A typical French scene in this Provençal town, especially intriguing since there is a sunny background with a rain-soaked street as a foreground. There is a wide range of tonal values in this painting. Also interesting to notice is that the soft, receding background is composed of warm tones whereas the closer areas are all cool blues and grays. Quite the opposite of what supposedly works in painting: Cool colors recede and warm colors come forward.

I think this scene still works, even though I have broken the rules…

It’s all about braking rules!

Rain shower, Provence, Detail2 by frankeber

Rainy scenes with wet roads are probably where watercolor is at its best. The effect is easily accomplished by pre-wetting the area and dropping in pigment with the easel at the high angle—almost vertical—wet-on-wet.
There is just a suggestion of distant buildings and the tower with a fairly strong tonal foreground. Although the focal point is undoubtedly the person with the umbrella, I tried to keep him or her diffuse with no harsh edges, therefore blending into the scene.
Rain shower, Provence, Detail1 by frankeber

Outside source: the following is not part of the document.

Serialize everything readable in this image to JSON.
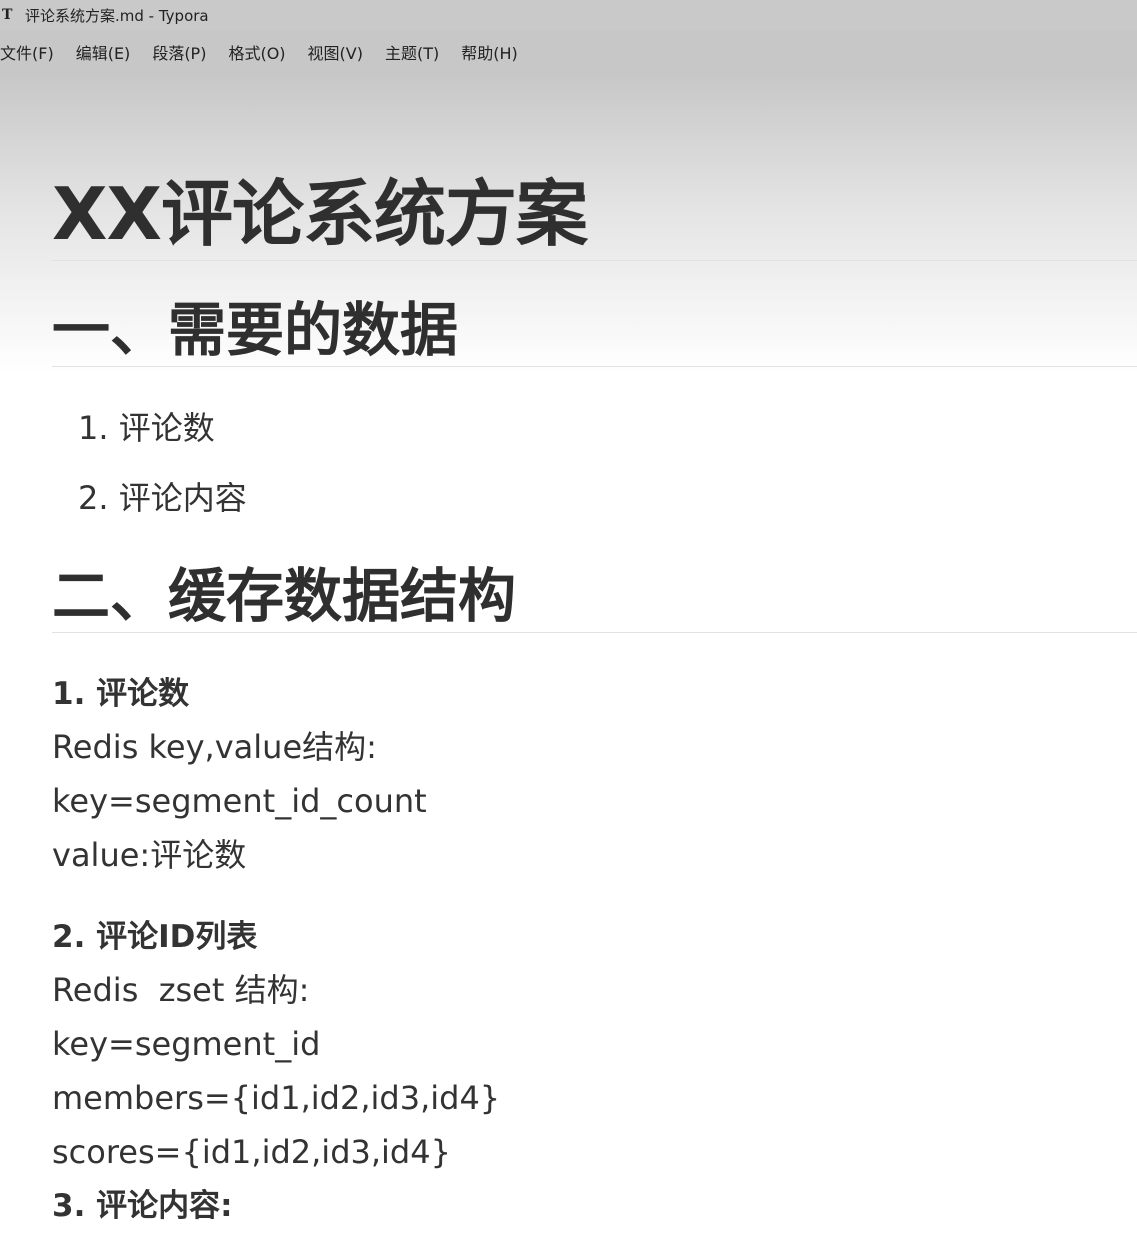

There is no Chinese white or gouache here; all the highlights are the white of the paper. The only body color I used was for the reflection of the car’s taillights; everything else is transparent, which gives it that glow that can only be achieved with the watercolor medium. There is nothing wrong with using opaque color, I just prefer to keep it transparent as much as I can. In my work I always strive to catch the way a place felt at the time I was there.
Details are not so important; shape and tone is.

Happy New Year!

Narrow European streets!

Bellfroix, Aix by Frank EberIf you’ve ever been to France or Europe in general, you’re probably familiar with those claustrophobic and tight streets and alleys in the towns.

Unsuspecting traveler beware: In such places there is actually a good chance a car will be zipping your way, leaving you just enough time to jump out of the way and cling to either side, feeling the draft and wondering out loud: I didn’t
think there’d be enough space here for a vehicle to go through!

I know!

As an artist, it is quite the challenge to paint narrow alleys. Especially when the top of your motif sees bright sunlight, while the bottom is in deep shadow… and all at the same time!

But I am, of course, completely taken by the charm of the scene, there’s no time think too much, you just go for it!